Finally, it is important to recognise that Brown et al do not “disprove” (or even challenge) the most basic hypothesis underlying Losada, Heaphy and Fredrickson’s work, namely that positive attitudes lead to better outcomes. What they do challenge is the methods used to set a numerical value on the ratio of positive to negative behaviours. Does that sound like a subtle difference? Maybe, but it’s important. Losada may be right about his ratios. However, his mathematics and the papers do not prove it. The papers are flawed, perhaps fatally, but poorly designed research does not mean that the hypotheses are untrue, just that they have not been properly tested.
Our collective position is that we have seen the powerful results that attention to behaviour can have for teams and we will therefore continue to test and employ Losada and Fredrickson’s concepts with our clients. We will however present it as an interesting concept that has strong empirical and anecdotal evidence, rather than as something that has been conclusively proved. Should any new work emerge to challenge that view, we will read it attentively and adjust our views and practice once again.
So what for leaders? I suspect we are all wrong a lot more often than we’d like to admit, and more worrying still, probably more often than we know. What risk do we run if we don’t deal with this? Dozens of business examples spring to mind where the inability to modify or evolve a dogmatic position has led to the demise of a product or company. Bad news doesn’t go away if you ignore it. So how can we create a climate where people feel safe to tell us when they think we’re wrong? How do we stimulate critical and lateral thinking so that multiple perspectives can co-exist or confront each other? How do we prevent the self-centred laziness of “three hundred academic citations can’t all be wrong”, or “we have X% of market share – we can’t be wrong”? Creating conditions for feedback, from your peers, your subordinates and your clients is critical to survival.
We’re all wrong from time to time. The challenge is to recognise it, admit it then do something about it.
Next week we’ll take a look at the misaligned incentives that are the root cause of many of these errors, both in the scientific community and in business.

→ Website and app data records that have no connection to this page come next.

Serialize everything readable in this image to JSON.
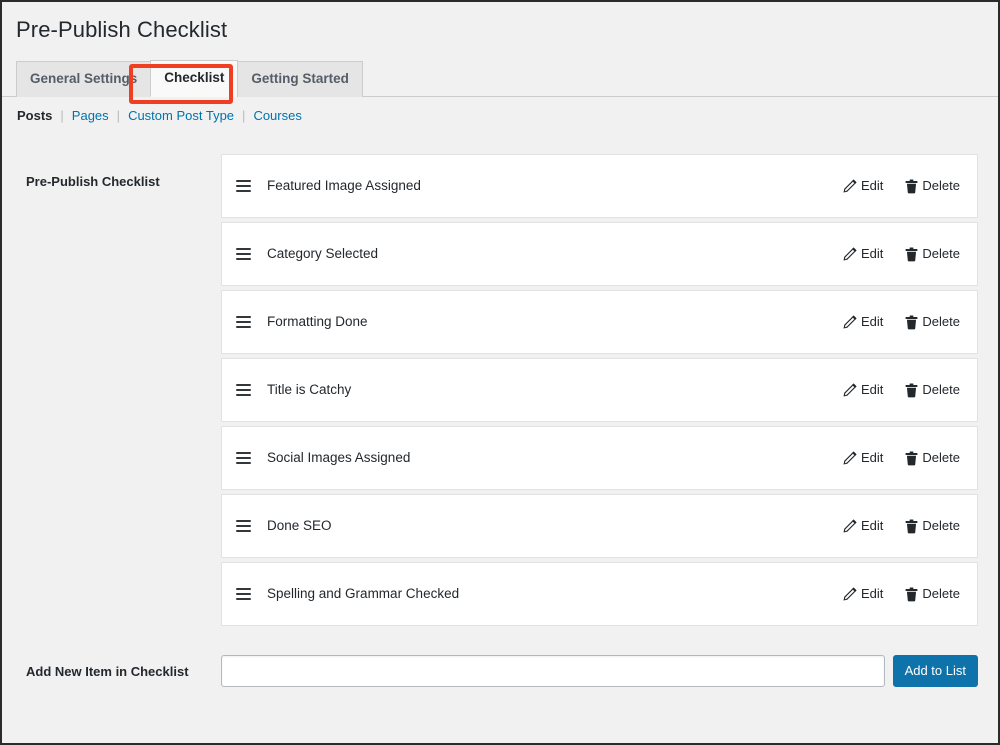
{
  "page": {
    "title": "Pre-Publish Checklist"
  },
  "tabs": [
    {
      "label": "General Settings",
      "active": false
    },
    {
      "label": "Checklist",
      "active": true
    },
    {
      "label": "Getting Started",
      "active": false
    }
  ],
  "subnav": [
    {
      "label": "Posts",
      "current": true
    },
    {
      "label": "Pages",
      "current": false
    },
    {
      "label": "Custom Post Type",
      "current": false
    },
    {
      "label": "Courses",
      "current": false
    }
  ],
  "checklist_section": {
    "label": "Pre-Publish Checklist",
    "items": [
      {
        "label": "Featured Image Assigned"
      },
      {
        "label": "Category Selected"
      },
      {
        "label": "Formatting Done"
      },
      {
        "label": "Title is Catchy"
      },
      {
        "label": "Social Images Assigned"
      },
      {
        "label": "Done SEO"
      },
      {
        "label": "Spelling and Grammar Checked"
      }
    ],
    "actions": {
      "edit_label": "Edit",
      "delete_label": "Delete",
      "edit_icon": "pencil-icon",
      "delete_icon": "trash-icon",
      "drag_icon": "drag-handle-icon"
    }
  },
  "add_item": {
    "label": "Add New Item in Checklist",
    "input_value": "",
    "input_placeholder": "",
    "button_label": "Add to List"
  },
  "colors": {
    "accent_blue": "#0e73aa",
    "link_blue": "#0073aa",
    "highlight_red": "#f03e22",
    "page_background": "#f1f1f1",
    "row_background": "#ffffff",
    "text": "#23282d"
  }
}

(Written by N. McRoberts, co-edited by M. Faure, D. Marlier, M. Newman & S. Okunowo)
(1) The Role of Positivity and Connectivity in the Performance of Business Teams: A Nonlinear dynamics Model. Marcial F. Losada and Emily Heaphy. American Behavioural Scientist 2004; 47; 740
(2) Positive Affect and the Complex Dynamics of Human Flourishing. Barbara L. Fredrickson and Marcial F. Losada. American Psychologist, October 2005; Vol 60 No 7
(3) The Complex Dynamics of Wishful Thinking: The Critical Positivity Ratio. Brown, Nicholas J. L.; Sokal, Alan D.; Friedman, Harris L. American Psychologist, Jul 15 , 2013, No Pagination Specified.
(4) C Hellingman (1992). “Newton’s third law revisited”. Phys. Educ. 27 (2): 112–115
(5) Einstein against quantum mechanics: randomness, ignorance and our ignorance about randomness, Juan Pablo Paz, El universo de Einstein: 1905 – annus mirabilis – 2005, Alejandro Gangui (ed.), Editorial EUDEBA, 2007
(6) Helge Kragh (2011). “Conceptual objections to the Bohr atomic theory — do electrons have a “free will” ?”. European Physical Journal H 36 (3): 327
(7)  Wellingtons Sieg Op. 91. Nicholas Cook describes it as, ”[t]here is indeed a rare unanimity of critical judgment [here]: for Maynard Solomon the works [dating from, or shortly before, the Congress of Vienna] are ‘the nadir of Beethoven’s artistic career’, and for William Kinderman the ‘nadir of his artistic achievement’” 19th-Century Music, P3 2003 University of California Press